BEGIN THE RECORDS

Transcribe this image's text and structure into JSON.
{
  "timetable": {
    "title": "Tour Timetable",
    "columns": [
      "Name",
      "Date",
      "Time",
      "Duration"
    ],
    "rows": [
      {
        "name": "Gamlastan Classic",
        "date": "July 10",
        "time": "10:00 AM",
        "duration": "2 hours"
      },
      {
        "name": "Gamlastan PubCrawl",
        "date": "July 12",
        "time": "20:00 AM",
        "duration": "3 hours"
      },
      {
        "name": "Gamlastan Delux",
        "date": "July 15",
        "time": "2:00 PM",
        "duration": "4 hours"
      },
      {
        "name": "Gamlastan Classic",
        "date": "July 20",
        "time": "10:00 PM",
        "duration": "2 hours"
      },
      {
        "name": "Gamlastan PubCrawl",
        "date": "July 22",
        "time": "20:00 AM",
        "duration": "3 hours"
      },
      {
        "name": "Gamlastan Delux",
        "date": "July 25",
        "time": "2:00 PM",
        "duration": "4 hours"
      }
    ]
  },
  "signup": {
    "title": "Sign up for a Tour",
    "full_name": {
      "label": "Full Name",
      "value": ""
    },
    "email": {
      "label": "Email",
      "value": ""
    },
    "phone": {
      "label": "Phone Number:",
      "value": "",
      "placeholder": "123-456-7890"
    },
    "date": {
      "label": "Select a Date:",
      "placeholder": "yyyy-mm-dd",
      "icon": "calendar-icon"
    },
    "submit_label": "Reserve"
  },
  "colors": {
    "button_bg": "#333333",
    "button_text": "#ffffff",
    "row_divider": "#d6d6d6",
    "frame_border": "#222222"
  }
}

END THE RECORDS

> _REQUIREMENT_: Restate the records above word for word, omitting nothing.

> _TASK OUTPUT_:
Transcribe this image's text and structure into JSON.
{
  "timetable": {
    "title": "Tour Timetable",
    "columns": [
      "Name",
      "Date",
      "Time",
      "Duration"
    ],
    "rows": [
      {
        "name": "Gamlastan Classic",
        "date": "July 10",
        "time": "10:00 AM",
        "duration": "2 hours"
      },
      {
        "name": "Gamlastan PubCrawl",
        "date": "July 12",
        "time": "20:00 AM",
        "duration": "3 hours"
      },
      {
        "name": "Gamlastan Delux",
        "date": "July 15",
        "time": "2:00 PM",
        "duration": "4 hours"
      },
      {
        "name": "Gamlastan Classic",
        "date": "July 20",
        "time": "10:00 PM",
        "duration": "2 hours"
      },
      {
        "name": "Gamlastan PubCrawl",
        "date": "July 22",
        "time": "20:00 AM",
        "duration": "3 hours"
      },
      {
        "name": "Gamlastan Delux",
        "date": "July 25",
        "time": "2:00 PM",
        "duration": "4 hours"
      }
    ]
  },
  "signup": {
    "title": "Sign up for a Tour",
    "full_name": {
      "label": "Full Name",
      "value": ""
    },
    "email": {
      "label": "Email",
      "value": ""
    },
    "phone": {
      "label": "Phone Number:",
      "value": "",
      "placeholder": "123-456-7890"
    },
    "date": {
      "label": "Select a Date:",
      "placeholder": "yyyy-mm-dd",
      "icon": "calendar-icon"
    },
    "submit_label": "Reserve"
  },
  "colors": {
    "button_bg": "#333333",
    "button_text": "#ffffff",
    "row_divider": "#d6d6d6",
    "frame_border": "#222222"
  }
}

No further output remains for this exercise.